The object of much veneration in Turkey due to his unarguably superb architectural contribution to the Ottoman Empire, one aspect of Sinan Mimar’s legacy is both disputed and highly sensitive: his ethnicity. As online readers have commented below the Hürriyet Daily News article, and Wikipedia notes as well, some  historians maintain he was not an ethnic Turk, and may have been of Armenian, Albanian or Greek heritage. It is unlikely that Şafak would directly address this question in her novel, because reminding the public that the architect of some of Turkey’s most beloved mosques was Christian would be asking for trouble. In fact, reports The Guardian, she was prosecuted—but found not guilty in 2006—for “insulting Turkishness” and “faced up to three years in jail over remarks made by a fictional character in her latest novel, The Bastard of Istanbul, which referred to the massacre of Armenians in the first world war as genocide.”

An excerpt from the recent interview with the author:

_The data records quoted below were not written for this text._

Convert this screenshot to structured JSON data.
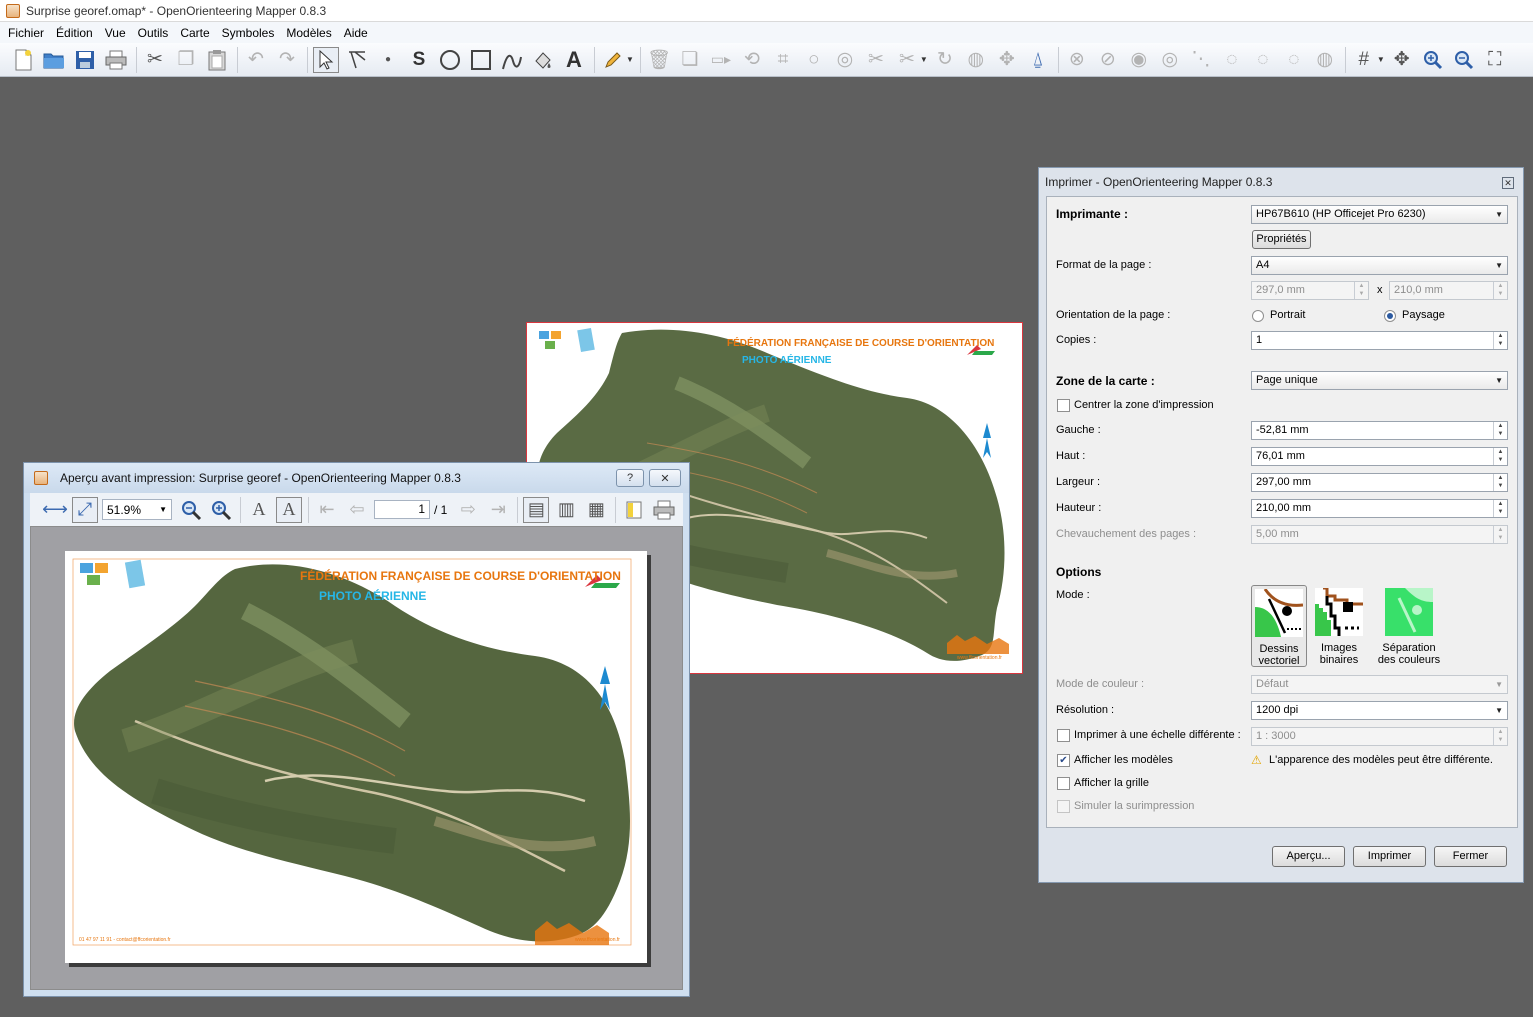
{
  "main_window": {
    "title": "Surprise georef.omap* - OpenOrienteering Mapper 0.8.3",
    "menu": [
      "Fichier",
      "Édition",
      "Vue",
      "Outils",
      "Carte",
      "Symboles",
      "Modèles",
      "Aide"
    ]
  },
  "toolbar_icons": {
    "file": [
      "new-file-icon",
      "open-file-icon",
      "save-icon",
      "print-icon"
    ],
    "edit": [
      "cut-icon",
      "copy-icon",
      "paste-icon",
      "undo-icon",
      "redo-icon"
    ],
    "draw": [
      "edit-objects-icon",
      "edit-lines-icon",
      "draw-point-icon",
      "draw-path-icon",
      "draw-circle-icon",
      "draw-rectangle-icon",
      "draw-freehand-icon",
      "fill-icon",
      "draw-text-icon",
      "pencil-icon"
    ],
    "tools": [
      "delete-icon",
      "duplicate-icon",
      "switch-symbol-icon",
      "rotate-pattern-icon",
      "cut-hole-icon",
      "circle-icon",
      "union-icon",
      "cut-icon",
      "scissors-icon",
      "rotate-icon",
      "scale-icon",
      "move-icon",
      "measure-icon"
    ],
    "view": [
      "grid-icon",
      "pan-icon",
      "zoom-in-icon",
      "zoom-out-icon",
      "fullscreen-icon"
    ]
  },
  "map_sheet": {
    "header": "FÉDÉRATION FRANÇAISE DE COURSE D'ORIENTATION",
    "subheader": "PHOTO AÉRIENNE",
    "footer_left": "01 47 97 11 91 - contact@ffcorientation.fr",
    "footer_right": "www.ffcorientation.fr"
  },
  "preview": {
    "title": "Aperçu avant impression: Surprise georef - OpenOrienteering Mapper 0.8.3",
    "help": "?",
    "close": "✕",
    "zoom": "51.9%",
    "page_current": "1",
    "page_total": "/ 1"
  },
  "print_dialog": {
    "title": "Imprimer - OpenOrienteering Mapper 0.8.3",
    "printer_label": "Imprimante :",
    "printer_value": "HP67B610 (HP Officejet Pro 6230)",
    "properties_button": "Propriétés",
    "page_format_label": "Format de la page :",
    "page_format_value": "A4",
    "page_width": "297,0 mm",
    "page_x": "x",
    "page_height": "210,0 mm",
    "orientation_label": "Orientation de la page :",
    "orientation_portrait": "Portrait",
    "orientation_landscape": "Paysage",
    "copies_label": "Copies :",
    "copies_value": "1",
    "map_area_label": "Zone de la carte :",
    "map_area_value": "Page unique",
    "center_label": "Centrer la zone d'impression",
    "left_label": "Gauche :",
    "left_value": "-52,81 mm",
    "top_label": "Haut :",
    "top_value": "76,01 mm",
    "width_label": "Largeur :",
    "width_value": "297,00 mm",
    "height_label": "Hauteur :",
    "height_value": "210,00 mm",
    "overlap_label": "Chevauchement des pages :",
    "overlap_value": "5,00 mm",
    "options_label": "Options",
    "mode_label": "Mode :",
    "modes": [
      {
        "line1": "Dessins",
        "line2": "vectoriel"
      },
      {
        "line1": "Images",
        "line2": "binaires"
      },
      {
        "line1": "Séparation",
        "line2": "des couleurs"
      }
    ],
    "color_mode_label": "Mode de couleur :",
    "color_mode_value": "Défaut",
    "resolution_label": "Résolution :",
    "resolution_value": "1200 dpi",
    "scale_label": "Imprimer à une échelle différente :",
    "scale_value": "1 : 3000",
    "templates_label": "Afficher les modèles",
    "templates_warning": "L'apparence des modèles peut être différente.",
    "grid_label": "Afficher la grille",
    "overprint_label": "Simuler la surimpression",
    "preview_button": "Aperçu...",
    "print_button": "Imprimer",
    "close_button": "Fermer"
  }
}
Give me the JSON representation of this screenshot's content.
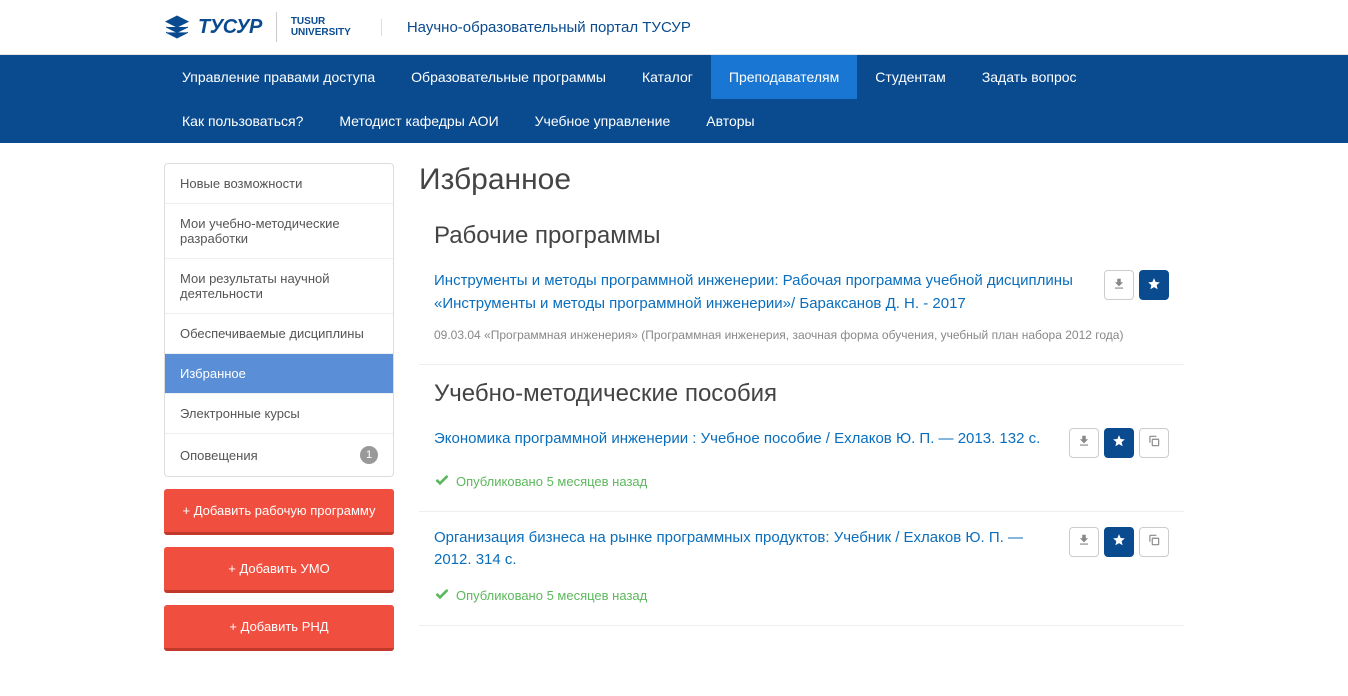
{
  "header": {
    "logo_text": "ТУСУР",
    "logo_sub1": "TUSUR",
    "logo_sub2": "UNIVERSITY",
    "title": "Научно-образовательный портал ТУСУР"
  },
  "nav": {
    "items": [
      {
        "label": "Управление правами доступа",
        "active": false
      },
      {
        "label": "Образовательные программы",
        "active": false
      },
      {
        "label": "Каталог",
        "active": false
      },
      {
        "label": "Преподавателям",
        "active": true
      },
      {
        "label": "Студентам",
        "active": false
      },
      {
        "label": "Задать вопрос",
        "active": false
      },
      {
        "label": "Как пользоваться?",
        "active": false
      },
      {
        "label": "Методист кафедры АОИ",
        "active": false
      },
      {
        "label": "Учебное управление",
        "active": false
      },
      {
        "label": "Авторы",
        "active": false
      }
    ]
  },
  "sidebar": {
    "items": [
      {
        "label": "Новые возможности",
        "active": false,
        "badge": null
      },
      {
        "label": "Мои учебно-методические разработки",
        "active": false,
        "badge": null
      },
      {
        "label": "Мои результаты научной деятельности",
        "active": false,
        "badge": null
      },
      {
        "label": "Обеспечиваемые дисциплины",
        "active": false,
        "badge": null
      },
      {
        "label": "Избранное",
        "active": true,
        "badge": null
      },
      {
        "label": "Электронные курсы",
        "active": false,
        "badge": null
      },
      {
        "label": "Оповещения",
        "active": false,
        "badge": "1"
      }
    ],
    "actions": [
      {
        "label": "+ Добавить рабочую программу"
      },
      {
        "label": "+ Добавить УМО"
      },
      {
        "label": "+ Добавить РНД"
      }
    ]
  },
  "main": {
    "title": "Избранное",
    "sections": [
      {
        "heading": "Рабочие программы",
        "items": [
          {
            "title": "Инструменты и методы программной инженерии: Рабочая программа учебной дисциплины «Инструменты и методы программной инженерии»/ Бараксанов Д. Н. - 2017",
            "meta": "09.03.04 «Программная инженерия» (Программная инженерия, заочная форма обучения, учебный план набора 2012 года)",
            "status": null,
            "actions": [
              "download",
              "star"
            ]
          }
        ]
      },
      {
        "heading": "Учебно-методические пособия",
        "items": [
          {
            "title": "Экономика программной инженерии : Учебное пособие / Ехлаков Ю. П. — 2013. 132 с.",
            "meta": null,
            "status": "Опубликовано 5 месяцев назад",
            "actions": [
              "download",
              "star",
              "copy"
            ]
          },
          {
            "title": "Организация бизнеса на рынке программных продуктов: Учебник / Ехлаков Ю. П. — 2012. 314 с.",
            "meta": null,
            "status": "Опубликовано 5 месяцев назад",
            "actions": [
              "download",
              "star",
              "copy"
            ]
          }
        ]
      }
    ]
  }
}
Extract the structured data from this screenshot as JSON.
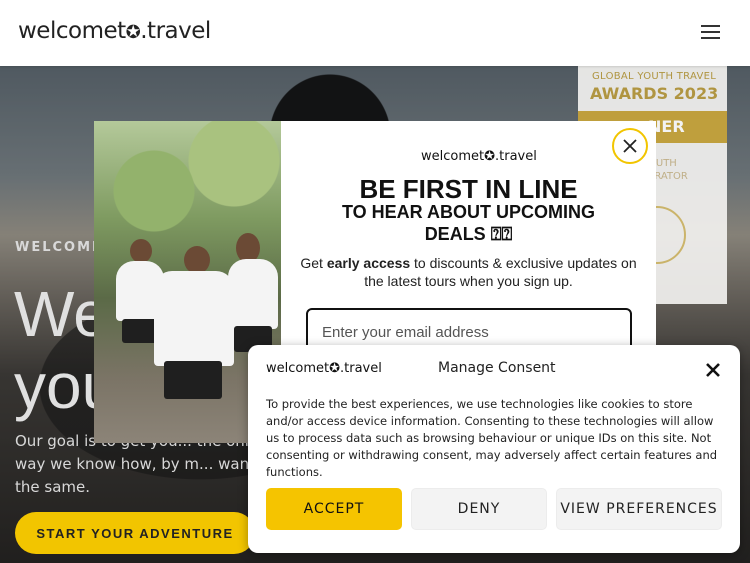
{
  "header": {
    "logo_prefix": "welcomet",
    "logo_globe": "✪",
    "logo_suffix": ".travel"
  },
  "hero": {
    "kicker": "WELCOME",
    "title": "We\nyou",
    "description": "Our goal is to get you... the only way we know how, by m... want the same.",
    "cta_label": "START YOUR ADVENTURE"
  },
  "award": {
    "line1": "GLOBAL YOUTH TRAVEL",
    "line2": "AWARDS 2023",
    "winner": "NER",
    "line3": "OUTH\nERATOR"
  },
  "popup": {
    "logo": "welcomet✪.travel",
    "headline": "BE FIRST IN LINE",
    "subheadline": "TO HEAR ABOUT UPCOMING DEALS ⍰⍰",
    "text_before": "Get ",
    "text_bold": "early access",
    "text_after": " to discounts & exclusive updates on the latest tours when you sign up.",
    "email_placeholder": "Enter your email address"
  },
  "consent": {
    "logo": "welcomet✪.travel",
    "title": "Manage Consent",
    "body": "To provide the best experiences, we use technologies like cookies to store and/or access device information. Consenting to these technologies will allow us to process data such as browsing behaviour or unique IDs on this site. Not consenting or withdrawing consent, may adversely affect certain features and functions.",
    "accept_label": "ACCEPT",
    "deny_label": "DENY",
    "prefs_label": "VIEW PREFERENCES"
  },
  "colors": {
    "accent": "#f5c400",
    "award_gold": "#c8a43a"
  },
  "icons": {
    "menu": "hamburger-icon",
    "close": "close-icon",
    "globe": "globe-icon"
  }
}
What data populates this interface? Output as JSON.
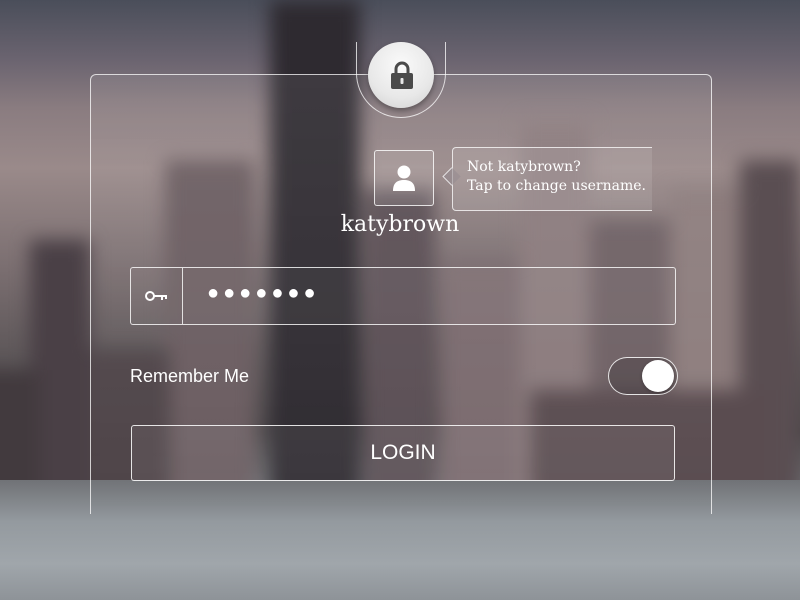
{
  "login": {
    "username": "katybrown",
    "tooltip_line1": "Not katybrown?",
    "tooltip_line2": "Tap to change username.",
    "password_mask": "●●●●●●●",
    "remember_label": "Remember Me",
    "remember_enabled": true,
    "login_label": "LOGIN"
  },
  "icons": {
    "lock": "lock-icon",
    "user": "user-icon",
    "key": "key-icon"
  },
  "colors": {
    "panel_border": "#ffffff",
    "lock_badge": "#eeeeee",
    "text": "#ffffff"
  }
}
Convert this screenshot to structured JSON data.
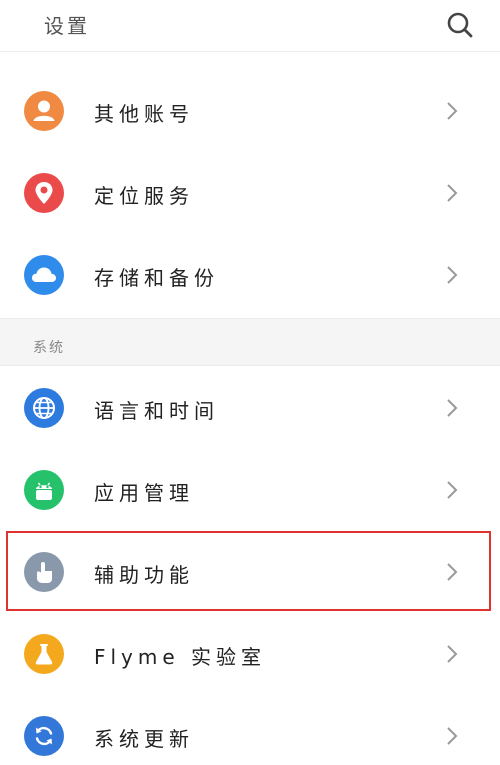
{
  "header": {
    "title": "设置",
    "search_icon": "search-icon"
  },
  "accounts_group": [
    {
      "label": "其他账号",
      "icon": "person-icon",
      "color": "#F08A42"
    },
    {
      "label": "定位服务",
      "icon": "location-pin-icon",
      "color": "#EB4A4A"
    },
    {
      "label": "存储和备份",
      "icon": "cloud-icon",
      "color": "#2F8CEB"
    }
  ],
  "section": {
    "label": "系统"
  },
  "system_group": [
    {
      "label": "语言和时间",
      "icon": "globe-icon",
      "color": "#2E7BE0"
    },
    {
      "label": "应用管理",
      "icon": "android-icon",
      "color": "#25C26B"
    },
    {
      "label": "辅助功能",
      "icon": "hand-pointer-icon",
      "color": "#8A98AC",
      "highlighted": true
    },
    {
      "label": "Flyme 实验室",
      "icon": "flask-icon",
      "color": "#F4A81E"
    },
    {
      "label": "系统更新",
      "icon": "refresh-icon",
      "color": "#3378D9"
    }
  ],
  "colors": {
    "highlight_border": "#E0322F",
    "section_bg": "#F5F5F5",
    "chevron": "#9A9A9A"
  }
}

[Sunday’s Zaman:] In this novel, you write of the refined character and art of Sinan through the stories of other people. But why did you not prefer to focus mostly on the architect?

[Şafak] In my opinion, great people can only be told of through their relationships with others. The people around them hold mirrors to (the inner worlds) of these great people. To be more precise, in order to tell the story of a master like Sinan, I need to tell the story of his relationship with his apprentices. I also need to tell the story of how he treated the laborers who worked for him. The greatness of Sinan was not only on paper. There were letters he sent to sultans, asking them to increase the salaries of the laborers. He was working hard in order to improve conditions. He could just as well have chosen not to deal with such details, but instead he did not step away from construction sites until the end of his long life. When I think of Sinan, I see a person who showed the utmost respect to his art and the people who did their jobs. These are the values that we have long forgotten. I wanted to write about the working principles of Sinan in this novel. I needed to prepare an environment to achieve this. So, I included the apprentices and animals in this story.